In response, Ms. Conroy said the province’s pellet industry gets most of its wood fibre from waste – sawdust and shavings, chips and harvest residuals – and that any trees that are harvested for pellets are not valuable enough to make solid wood products.

“Companies are not using whole trees that would be used as sawlogs. If they’re using a whole tree, it’s been burnt, it’s been damaged by beetle kill,” she said. “So yes, companies might use a whole tree for a pellet factory, but it’s a tree that wouldn’t be used in a sawmill.”

Drax officials did not respond to an interview request, but in a statement responding to the BBC report, the company said 80 per cent of its Canadian pellets are made of sawmill residues.

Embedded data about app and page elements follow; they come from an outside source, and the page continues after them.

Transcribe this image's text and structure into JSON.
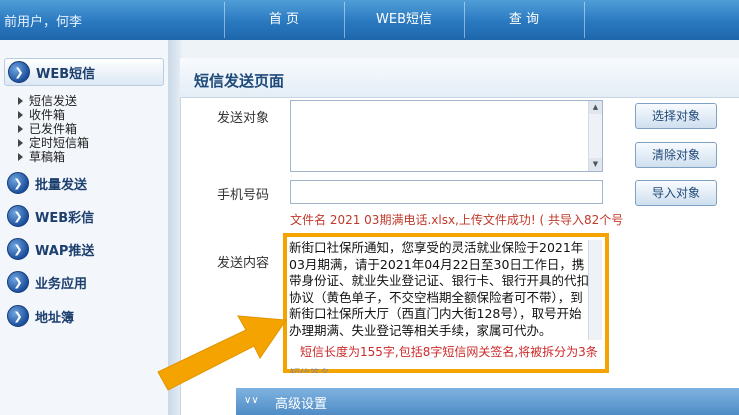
{
  "header": {
    "user_text": "前用户，何李",
    "nav": [
      "首 页",
      "WEB短信",
      "查 询"
    ]
  },
  "sidebar": {
    "groups": [
      {
        "label": "WEB短信",
        "icon": "arrow-circle-icon"
      },
      {
        "label": "批量发送",
        "icon": "arrow-circle-icon"
      },
      {
        "label": "WEB彩信",
        "icon": "arrow-circle-icon"
      },
      {
        "label": "WAP推送",
        "icon": "arrow-circle-icon"
      },
      {
        "label": "业务应用",
        "icon": "arrow-circle-icon"
      },
      {
        "label": "地址簿",
        "icon": "arrow-circle-icon"
      }
    ],
    "sub_items": [
      "短信发送",
      "收件箱",
      "已发件箱",
      "定时短信箱",
      "草稿箱"
    ]
  },
  "panel": {
    "title": "短信发送页面",
    "send_target_label": "发送对象",
    "phone_label": "手机号码",
    "content_label": "发送内容",
    "upload_status": "文件名 2021 03期满电话.xlsx,上传文件成功! ( 共导入82个号",
    "content_text": "新街口社保所通知，您享受的灵活就业保险于2021年03月期满，请于2021年04月22日至30日工作日，携带身份证、就业失业登记证、银行卡、银行开具的代扣协议（黄色单子，不交空档期全额保险者可不带），到新街口社保所大厅（西直门内大街128号），取号开始办理期满、失业登记等相关手续，家属可代办。",
    "length_info": "短信长度为155字,包括8字短信网关签名,将被拆分为3条",
    "partial_line": "短信签名",
    "advanced_label": "高级设置"
  },
  "buttons": {
    "select": "选择对象",
    "clear": "清除对象",
    "import": "导入对象"
  },
  "colors": {
    "highlight": "#f4a300",
    "status_red": "#c0392b",
    "header_blue": "#2a78bf"
  }
}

“The rest is waste material collected from the forests which would otherwise be burned to reduce the risk of wildfires and disease,” the statement says.

Drax is Britain’s largest source of renewable electricity, at 12 per cent. A coalition of environmental organizations last year launched a campaign to target the company’s shareholders, seeking to block the company’s acquisition of a B.C.-based pellet mill manufacturer, Pinnacle Renewable Energy. They argued Drax was risking its reputation with its claims that wood pellet fuel is clean energy.

The deal went ahead, and Drax is now the major player in the wood pellet industry in B.C.

While most of the wood fibre going into Drax mills is salvaged material, the company did purchase harvesting rights last year that included B.C. old growth, providing a soft target for environmentalists who oppose the industry.

The Pinnacle operation now owned by Drax purchased two cut blocks from the government agency, BC Timber Sales, months before the province announced a freeze on the agency’s sales of at-risk old growth.

According to the Ministry of Forests, roughly one-third of the trees in those cut blocks was damaged by mountain pine beetle, but the timber stands also included roughly 100 hectares of old growth.

Karen Price, an ecologist who served as an expert on the province’s Old Growth Technical Advisory Panel, said the wood pellet industry has transformed forestry in B.C., cutting old-growth forests that had previously been regarded as being at low risk.

“Pellets change the economic equation and open up areas that were previously outside the timber harvesting landbase, particularly remote stands with a mix of big and smaller trees,” she said. “These stands, particularly in the inland temperate rain forest, have high biodiversity value.”

The province’s wood pellet industry is growing – exports have doubled over the past decade, with almost 2.4 billion kilograms of shipments in 2021, mostly to Britain, Japan and South Korea. According to statistics provided by the Ministry of Forests, 5 per cent of that would be made up of logs that do not meet quality or size specifications of sawlogs.

This sector grew out of the mountain pine beetle infestation that devastated 18 million hectares of interior forests. The infestation peaked in 2005, and the forest sector had to pivot to find ways to use up dead and dying wood. Creating wood pellets was billed as a way to transform dead trees into a product that would reduce the carbon output of coal-fired power plants 20,000 kilometres away.

But that carbon accounting is increasingly being questioned. In April, released a report criticizing Canada and B.C. for subsidizing the development of the wood pellet industry as a climate solution.

“Flawed emissions accounting and devastating impacts on forests mean that this industry is one of the most polluting in the world,” the report says.